In November 2016, the world’s first documentary film about the human rights of men “THE RED PILL” was released. The special thing about this film is that the filmmaker, “Cassey Jaye,” is a feminist who has been making documentaries related to women’s discrimination over the past eight years.
She created this male rights documentary because of the men’s rights movement site called MRA, which she discovered while searching for dating violence.
She was a passionate feminist at the time, and of course she thought of the site as a disgusting site for women, and she decided to film the film to explore the reality of the organization called MRA.
But the content of the interview with the MRA for filming was not simply to dislike women. The MRA was dealing with the serious content of the human rights of men.
“We always have a tag called “female dislike”. We just claimed human rights for men. 93% of the workplace deaths are male. 4/5 of the suicides are male, and the male college entrance rate is dropping very rapidly to 38%.”
“The rate of homelessness in men is soaring. And the deterioration of men ‘s health is getting worse.”
“In the case of divorced men, it is legally very disadvantageous to keep custody, and it is almost unprotected for false charge.”
“When men and women commit the same crime, men live 63% longer in prison than men.”
They complain that men and children on the streets are human too and need help. However, even bringing up such a story raises people’s hostility.
“The moment we take the talk out, it becomes a ridicule. They say that men already have all the rights.”
Taxi drivers work about 70 hours a week. But does he earn money to dominate his wife? No. It is their purpose to provide a better life for their children.
Garbage cleaners get up and work at 3-4 am. Do they really have the power to live their lives comfortably? The fact that men have more money does not mean they have more power than women.
“Human society has trained men for thousands of years to be consumed as disposable items. They were trained to live as warriors, firefighters, oil workers, and miners. If they do not play the role of ‘provider’ or ‘guardian’, they are stigmatized.”
In 2013, 4,584 deaths occurred in the workplace, 93% of whom were male. Many women ‘s organizations criticize that men consider “male work” more important than “female work”. But what they overlook is that men value women’s life more than men’s life.
When the commercial airliner crashed a long time ago, there were 155 people in it, and life vests and lifeboats were given priority to women and children.
In the priority of life value, women were always on the male. On the other hand, men are deeply rooted in society’s perception that they can be consumed whenever and wherever.
Boys are trained to bear and overcome emotions such as fear, helplessness, loneliness, and depression when they are nurtured. In some ways, since childhood, boys are prepared to internalize their disposability.
We need to acknowledge the vulnerability of men socially. Especially women can be the perpetrators of domestic violence. But most of these things are ignored.

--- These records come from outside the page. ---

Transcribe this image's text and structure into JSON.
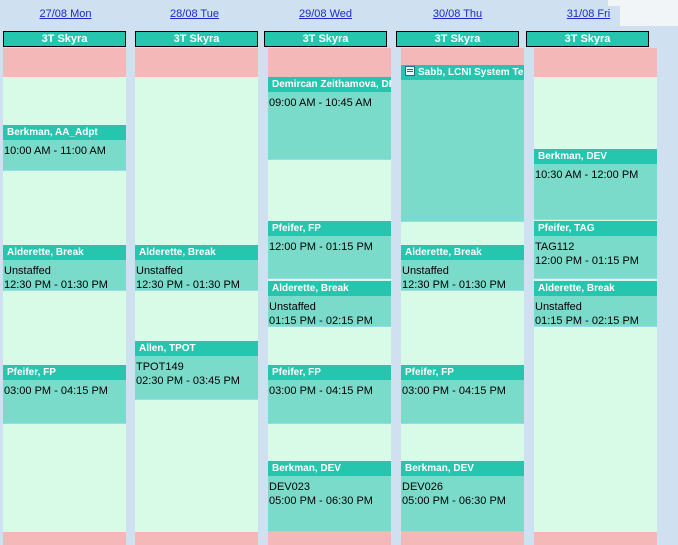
{
  "days": [
    {
      "date": "27/08 Mon",
      "resource": "3T Skyra",
      "appointments": [
        {
          "title": "Berkman, AA_Adpt",
          "lines": [
            "10:00 AM - 11:00 AM"
          ]
        },
        {
          "title": "Alderette, Break",
          "lines": [
            "Unstaffed",
            "12:30 PM - 01:30 PM"
          ]
        },
        {
          "title": "Pfeifer, FP",
          "lines": [
            "03:00 PM - 04:15 PM"
          ]
        }
      ]
    },
    {
      "date": "28/08 Tue",
      "resource": "3T Skyra",
      "appointments": [
        {
          "title": "Alderette, Break",
          "lines": [
            "Unstaffed",
            "12:30 PM - 01:30 PM"
          ]
        },
        {
          "title": "Allen, TPOT",
          "lines": [
            "TPOT149",
            "02:30 PM - 03:45 PM"
          ]
        }
      ]
    },
    {
      "date": "29/08 Wed",
      "resource": "3T Skyra",
      "appointments": [
        {
          "title": "Demircan Zeithamova, DICA",
          "lines": [
            "09:00 AM - 10:45 AM"
          ]
        },
        {
          "title": "Pfeifer, FP",
          "lines": [
            "12:00 PM - 01:15 PM"
          ]
        },
        {
          "title": "Alderette, Break",
          "lines": [
            "Unstaffed",
            "01:15 PM - 02:15 PM"
          ]
        },
        {
          "title": "Pfeifer, FP",
          "lines": [
            "03:00 PM - 04:15 PM"
          ]
        },
        {
          "title": "Berkman, DEV",
          "lines": [
            "DEV023",
            "05:00 PM - 06:30 PM"
          ]
        }
      ]
    },
    {
      "date": "30/08 Thu",
      "resource": "3T Skyra",
      "appointments": [
        {
          "title": "Sabb, LCNI System Test",
          "lines": [],
          "icon": "note-icon"
        },
        {
          "title": "Alderette, Break",
          "lines": [
            "Unstaffed",
            "12:30 PM - 01:30 PM"
          ]
        },
        {
          "title": "Pfeifer, FP",
          "lines": [
            "03:00 PM - 04:15 PM"
          ]
        },
        {
          "title": "Berkman, DEV",
          "lines": [
            "DEV026",
            "05:00 PM - 06:30 PM"
          ]
        }
      ]
    },
    {
      "date": "31/08 Fri",
      "resource": "3T Skyra",
      "appointments": [
        {
          "title": "Berkman, DEV",
          "lines": [
            "10:30 AM - 12:00 PM"
          ]
        },
        {
          "title": "Pfeifer, TAG",
          "lines": [
            "TAG112",
            "12:00 PM - 01:15 PM"
          ]
        },
        {
          "title": "Alderette, Break",
          "lines": [
            "Unstaffed",
            "01:15 PM - 02:15 PM"
          ]
        }
      ]
    }
  ]
}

According to a report submitted by the CDC, one-third of women in the United States and one-quarter of men experience lifelong physical violence by close partners. In other words, 43% of victims of domestic violence are men.

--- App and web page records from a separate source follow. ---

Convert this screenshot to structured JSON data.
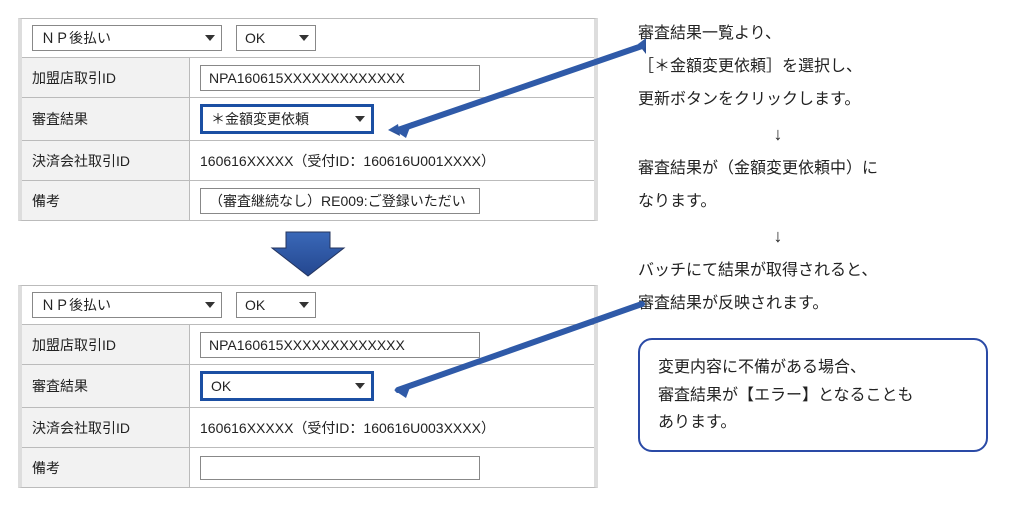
{
  "panel1": {
    "select_payment": "ＮＰ後払い",
    "select_status": "OK",
    "rows": {
      "merchant_id_label": "加盟店取引ID",
      "merchant_id_value": "NPA160615XXXXXXXXXXXXX",
      "result_label": "審査結果",
      "result_select": "＊金額変更依頼",
      "company_id_label": "決済会社取引ID",
      "company_id_value": "160616XXXXX（受付ID：160616U001XXXX）",
      "note_label": "備考",
      "note_value": "（審査継続なし）RE009:ご登録いただい"
    }
  },
  "panel2": {
    "select_payment": "ＮＰ後払い",
    "select_status": "OK",
    "rows": {
      "merchant_id_label": "加盟店取引ID",
      "merchant_id_value": "NPA160615XXXXXXXXXXXXX",
      "result_label": "審査結果",
      "result_select": "OK",
      "company_id_label": "決済会社取引ID",
      "company_id_value": "160616XXXXX（受付ID：160616U003XXXX）",
      "note_label": "備考",
      "note_value": ""
    }
  },
  "right": {
    "p1a": "審査結果一覧より、",
    "p1b": "［＊金額変更依頼］を選択し、",
    "p1c": "更新ボタンをクリックします。",
    "arrow1": "↓",
    "p2a": "審査結果が（金額変更依頼中）に",
    "p2b": "なります。",
    "arrow2": "↓",
    "p3a": "バッチにて結果が取得されると、",
    "p3b": "審査結果が反映されます。",
    "bubble1": "変更内容に不備がある場合、",
    "bubble2": "審査結果が【エラー】となることも",
    "bubble3": "あります。"
  }
}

However, most of the 2000 domestic violence shelters in the United States do not accept these male victims.
In Nigeria, 300 children were taken by a group of terrorists. At that time, the media focused only on the kidnapped girls, and the #Bringbackourgirls campaign became more like a trend.

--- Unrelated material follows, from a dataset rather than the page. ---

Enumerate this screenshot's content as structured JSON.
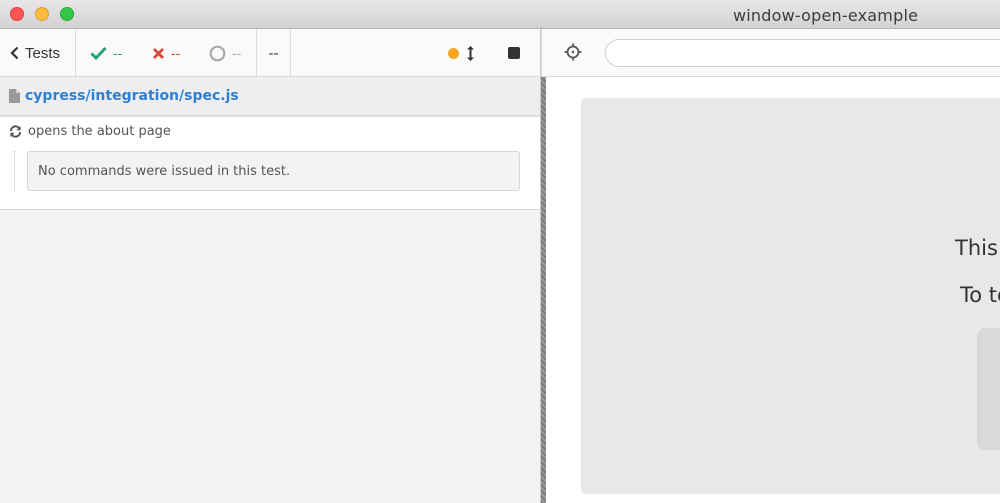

Numerous entertainers joined the #Bringbackourgirls campaign and prayed that the kidnapped girls could return safely.
Eventually, the terrorists unleashed the girls among the 300 kidnapped and killed over 100 boys.
But most of the media reported that those killed were not boys, but ‘person’ or ‘natives’. And later they reported that they were dead. And the fact that they were dead was reported late.
“I think men need the same compassion. But when we opened a conference in the university to create a forum for gender equality, we had to face extreme revenge.”
“They opened a loud protest against our organization. And they turned on the smoke alarm during the conference. We eventually had to stop the conference.”
It is dangerous to distinguish between simply a man as a perpetrator and a woman as a victim. Both can be equally vulnerable.
“I have been interviewing a number of male rights activists and feminists throughout the year for this film and I have come to realize that there are many opinions about gender. However, as I listened to various opinions, I feel that something is falling deep into the rabbit cave.”
“In the past, I have always believed that my feminist ideals are always right. But now I am in a dilemma about what is right. Women’s human rights remarks are ready to be accepted at any time in society, but I think there is something wrong with silencing and deprecating the dialogue and voices of male human rights.”
I do not know what path I will take in the future, but I know what to leave. I no longer call myself a feminist.
Of course, I also support women’s efforts to find their own human rights. And I know there are some difficult parts to accept the MRA’s claim. But I think indiscriminate feminism is a problem to think about once more.